_What you have to do_:
Where does "data" occur in the listing? Copy every line that holds it.
[Opening Exercise materials section]
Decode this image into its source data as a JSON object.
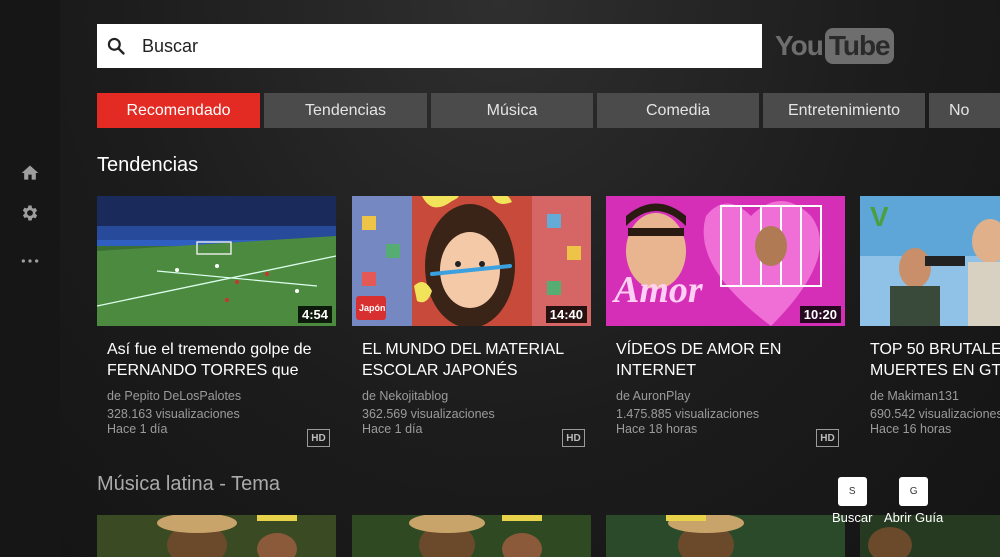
{
  "search": {
    "placeholder": "Buscar"
  },
  "logo": {
    "you": "You",
    "tube": "Tube"
  },
  "tabs": [
    {
      "label": "Recomendado",
      "active": true
    },
    {
      "label": "Tendencias"
    },
    {
      "label": "Música"
    },
    {
      "label": "Comedia"
    },
    {
      "label": "Entretenimiento"
    },
    {
      "label": "No"
    }
  ],
  "sections": {
    "trending": "Tendencias",
    "latin": "Música latina - Tema"
  },
  "videos": [
    {
      "title_line1": "Así fue el tremendo golpe de",
      "title_line2": "FERNANDO TORRES que",
      "channel": "de Pepito DeLosPalotes",
      "views": "328.163 visualizaciones",
      "age": "Hace 1 día",
      "duration": "4:54",
      "hd": "HD"
    },
    {
      "title_line1": "EL MUNDO DEL MATERIAL",
      "title_line2": "ESCOLAR JAPONÉS",
      "channel": "de Nekojitablog",
      "views": "362.569 visualizaciones",
      "age": "Hace 1 día",
      "duration": "14:40",
      "hd": "HD"
    },
    {
      "title_line1": "VÍDEOS DE AMOR EN",
      "title_line2": "INTERNET",
      "channel": "de AuronPlay",
      "views": "1.475.885 visualizaciones",
      "age": "Hace 18 horas",
      "duration": "10:20",
      "hd": "HD"
    },
    {
      "title_line1": "TOP 50 BRUTALE",
      "title_line2": "MUERTES EN GTA",
      "channel": "de Makiman131",
      "views": "690.542 visualizaciones",
      "age": "Hace 16 horas"
    }
  ],
  "thumb_text": {
    "japon_badge": "Japón",
    "amor": "Amor"
  },
  "shortcuts": [
    {
      "key": "S",
      "label": "Buscar"
    },
    {
      "key": "G",
      "label": "Abrir Guía"
    }
  ],
  "colors": {
    "accent": "#e42b23",
    "tab_bg": "#4b4b4b",
    "background": "#1c1c1c"
  }
}
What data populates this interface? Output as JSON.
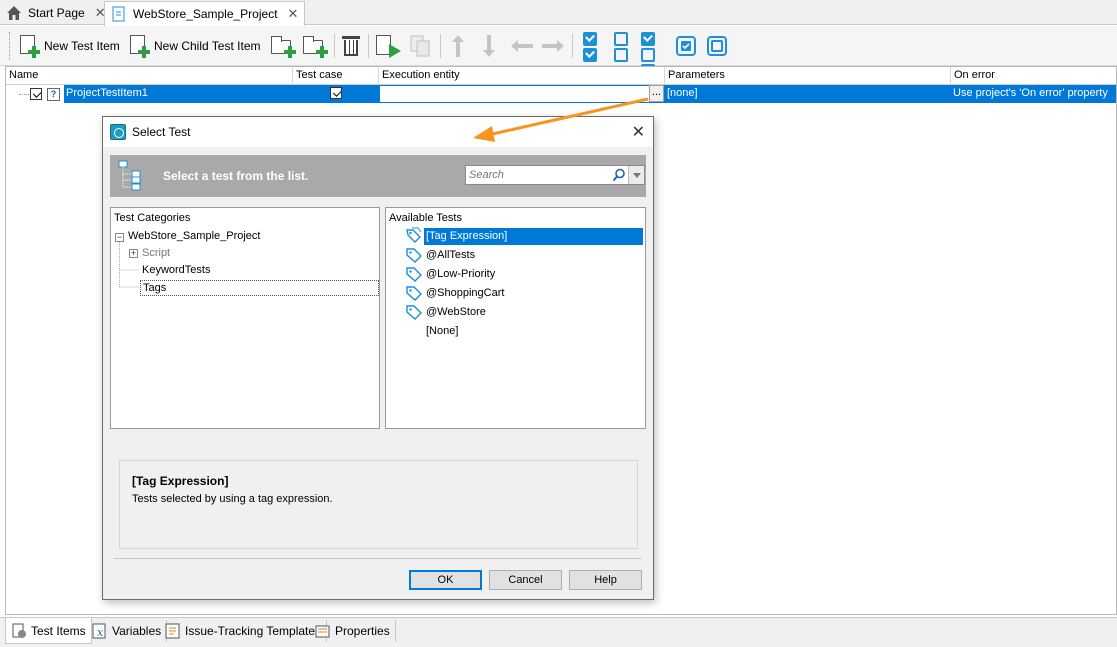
{
  "doc_tabs": [
    {
      "label": "Start Page",
      "icon": "home-icon"
    },
    {
      "label": "WebStore_Sample_Project",
      "icon": "project-icon"
    }
  ],
  "toolbar": {
    "new_test_item": "New Test Item",
    "new_child_test_item": "New Child Test Item"
  },
  "grid": {
    "columns": [
      "Name",
      "Test case",
      "Execution entity",
      "Parameters",
      "On error"
    ],
    "row": {
      "name": "ProjectTestItem1",
      "test_case_checked": true,
      "execution_entity": "",
      "ellipsis": "...",
      "parameters": "[none]",
      "on_error": "Use project's 'On error' property"
    }
  },
  "dialog": {
    "title": "Select Test",
    "banner_text": "Select a test from the list.",
    "search_placeholder": "Search",
    "categories_header": "Test Categories",
    "categories": {
      "root": "WebStore_Sample_Project",
      "script": "Script",
      "keyword_tests": "KeywordTests",
      "tags": "Tags"
    },
    "available_header": "Available Tests",
    "available_tests": [
      {
        "label": "[Tag Expression]",
        "selected": true,
        "icon": "tag-expression-icon"
      },
      {
        "label": "@AllTests",
        "selected": false,
        "icon": "tag-icon"
      },
      {
        "label": "@Low-Priority",
        "selected": false,
        "icon": "tag-icon"
      },
      {
        "label": "@ShoppingCart",
        "selected": false,
        "icon": "tag-icon"
      },
      {
        "label": "@WebStore",
        "selected": false,
        "icon": "tag-icon"
      },
      {
        "label": "[None]",
        "selected": false,
        "icon": ""
      }
    ],
    "description_title": "[Tag Expression]",
    "description_text": "Tests selected by using a tag expression.",
    "buttons": {
      "ok": "OK",
      "cancel": "Cancel",
      "help": "Help"
    }
  },
  "bottom_tabs": [
    {
      "label": "Test Items",
      "icon": "test-items-icon"
    },
    {
      "label": "Variables",
      "icon": "variables-icon"
    },
    {
      "label": "Issue-Tracking Templates",
      "icon": "issue-tracking-icon"
    },
    {
      "label": "Properties",
      "icon": "properties-icon"
    }
  ],
  "colors": {
    "selection": "#0078d7",
    "accent_blue": "#1e90d8",
    "callout_arrow": "#f7941d",
    "banner": "#a9a9a9"
  }
}
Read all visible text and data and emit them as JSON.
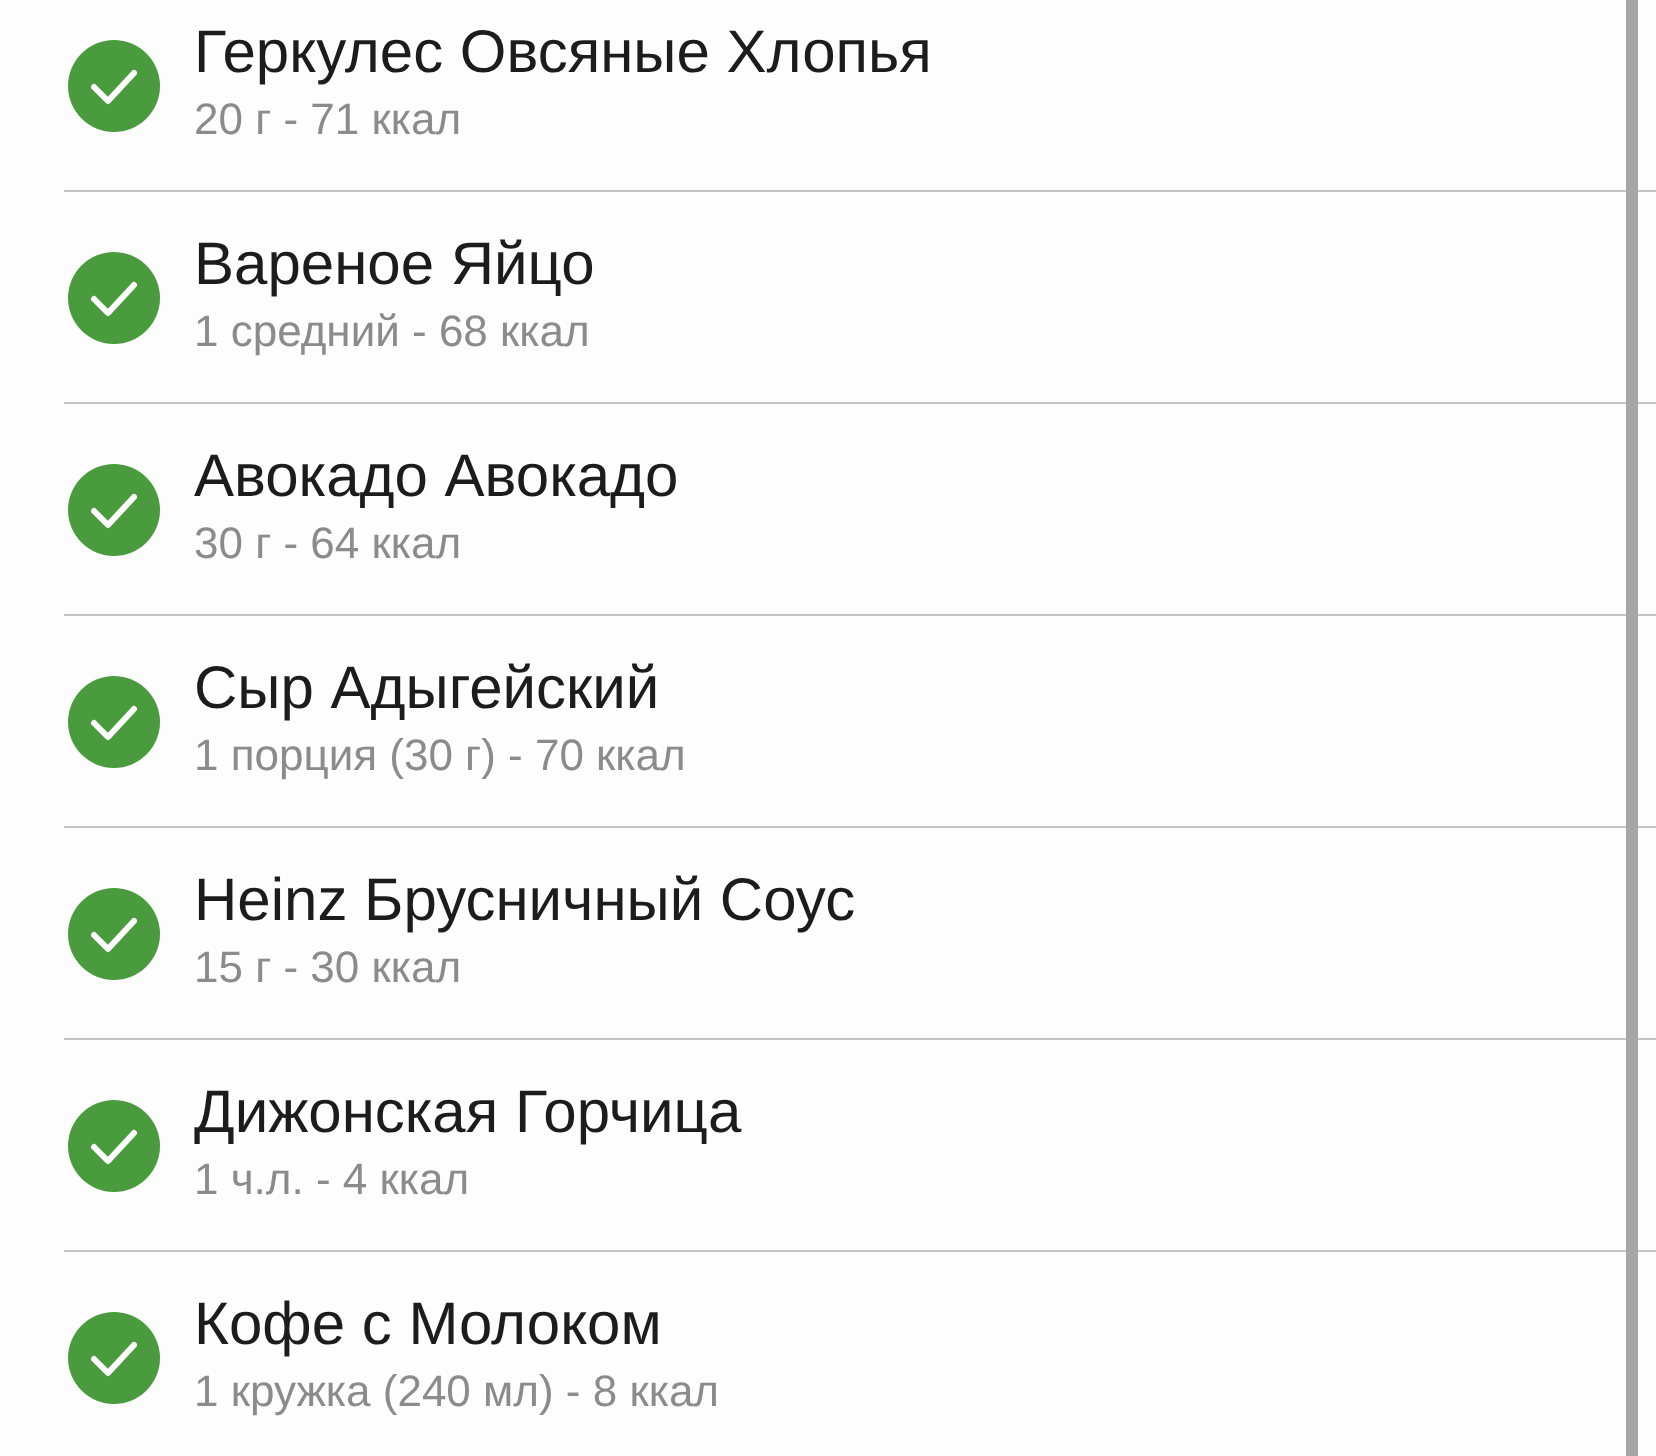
{
  "food_items": [
    {
      "name": "Геркулес Овсяные Хлопья",
      "detail": "20 г - 71 ккал",
      "checked": true
    },
    {
      "name": "Вареное Яйцо",
      "detail": "1 средний - 68 ккал",
      "checked": true
    },
    {
      "name": "Авокадо Авокадо",
      "detail": "30 г - 64 ккал",
      "checked": true
    },
    {
      "name": "Сыр Адыгейский",
      "detail": "1 порция (30 г) - 70 ккал",
      "checked": true
    },
    {
      "name": "Heinz Брусничный Соус",
      "detail": "15 г - 30 ккал",
      "checked": true
    },
    {
      "name": "Дижонская Горчица",
      "detail": "1 ч.л. - 4 ккал",
      "checked": true
    },
    {
      "name": "Кофе с Молоком",
      "detail": "1 кружка (240 мл) - 8 ккал",
      "checked": true
    }
  ]
}
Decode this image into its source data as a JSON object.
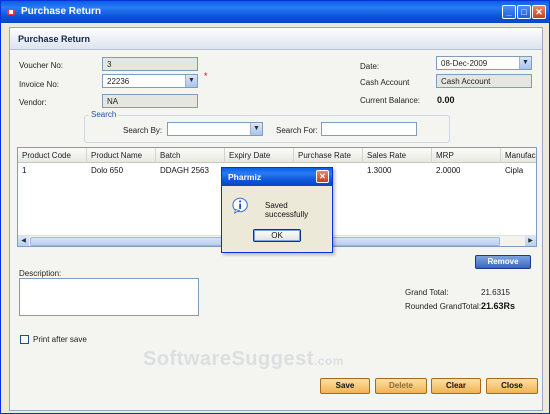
{
  "window": {
    "title": "Purchase Return"
  },
  "section": {
    "title": "Purchase Return"
  },
  "form": {
    "voucher_no_label": "Voucher No:",
    "voucher_no": "3",
    "invoice_no_label": "Invoice No:",
    "invoice_no": "22236",
    "required_mark": "*",
    "vendor_label": "Vendor:",
    "vendor": "NA",
    "date_label": "Date:",
    "date": "08-Dec-2009",
    "cash_account_label": "Cash Account",
    "cash_account": "Cash Account",
    "current_balance_label": "Current Balance:",
    "current_balance": "0.00"
  },
  "search": {
    "legend": "Search",
    "search_by_label": "Search By:",
    "search_by_value": "",
    "search_for_label": "Search For:",
    "search_for_value": ""
  },
  "grid": {
    "columns": [
      "Product Code",
      "Product Name",
      "Batch",
      "Expiry Date",
      "Purchase Rate",
      "Sales Rate",
      "MRP",
      "Manufac"
    ],
    "rows": [
      [
        "1",
        "Dolo 650",
        "DDAGH 2563",
        "",
        "",
        "1.3000",
        "2.0000",
        "Cipla"
      ]
    ]
  },
  "actions": {
    "remove": "Remove",
    "save": "Save",
    "delete": "Delete",
    "clear": "Clear",
    "close": "Close"
  },
  "description_label": "Description:",
  "totals": {
    "grand_total_label": "Grand Total:",
    "grand_total": "21.6315",
    "rounded_label": "Rounded GrandTotal:",
    "rounded": "21.63Rs"
  },
  "print_after_save_label": "Print after save",
  "watermark": {
    "text": "SoftwareSuggest",
    "suffix": ".com"
  },
  "dialog": {
    "title": "Pharmiz",
    "message": "Saved successfully",
    "ok": "OK",
    "icon": "info-icon"
  },
  "colors": {
    "titlebar": "#0a55d8",
    "button_blue": "#3b66bd",
    "button_orange": "#f3b253"
  }
}
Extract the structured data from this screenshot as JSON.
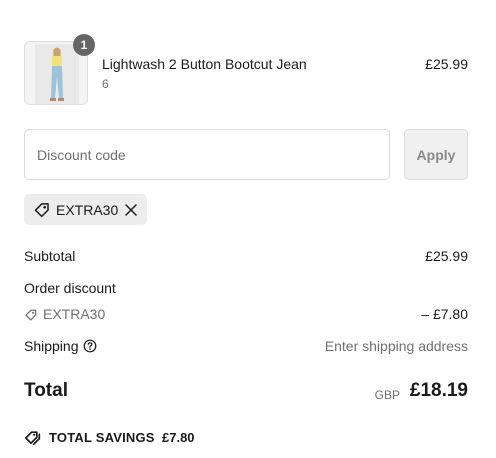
{
  "line_item": {
    "name": "Lightwash 2 Button Bootcut Jean",
    "variant": "6",
    "price": "£25.99",
    "quantity": "1",
    "image_icon": "jeans-product-thumbnail"
  },
  "discount": {
    "placeholder": "Discount code",
    "value": "",
    "apply_label": "Apply",
    "applied_code": "EXTRA30"
  },
  "summary": {
    "subtotal_label": "Subtotal",
    "subtotal_value": "£25.99",
    "order_discount_label": "Order discount",
    "order_discount_code": "EXTRA30",
    "order_discount_value": "– £7.80",
    "shipping_label": "Shipping",
    "shipping_value": "Enter shipping address",
    "total_label": "Total",
    "currency": "GBP",
    "total_value": "£18.19",
    "savings_label": "TOTAL SAVINGS",
    "savings_value": "£7.80"
  },
  "colors": {
    "text": "#1a1a1a",
    "muted": "#707070",
    "badge": "#666666",
    "chip_bg": "#ededed"
  }
}
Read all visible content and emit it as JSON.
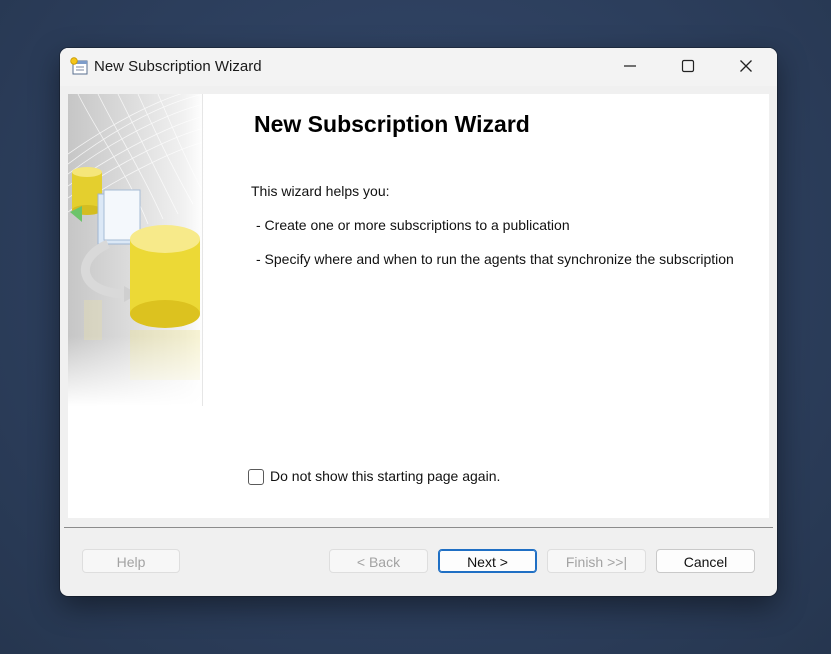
{
  "window": {
    "title": "New Subscription Wizard",
    "controls": {
      "minimize": "minimize-icon",
      "maximize": "maximize-icon",
      "close": "close-icon"
    }
  },
  "wizard": {
    "heading": "New Subscription Wizard",
    "intro": "This wizard helps you:",
    "bullets": [
      "- Create one or more subscriptions to a publication",
      "- Specify where and when to run the agents that synchronize the subscription"
    ],
    "checkbox": {
      "label": "Do not show this starting page again.",
      "checked": false
    }
  },
  "buttons": {
    "help": "Help",
    "back": "< Back",
    "next": "Next >",
    "finish": "Finish >>|",
    "cancel": "Cancel"
  },
  "colors": {
    "accent": "#1f6fc4",
    "cylinder": "#f2dc3a"
  }
}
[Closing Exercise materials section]
_Answer to the problem_:
Decode this image into its source data as a JSON object.
What data populates this interface? Output as JSON.
Read all visible text and data and emit them as JSON.
Decode this image into its source data as a JSON object.
Extract the structured data from this screenshot as JSON.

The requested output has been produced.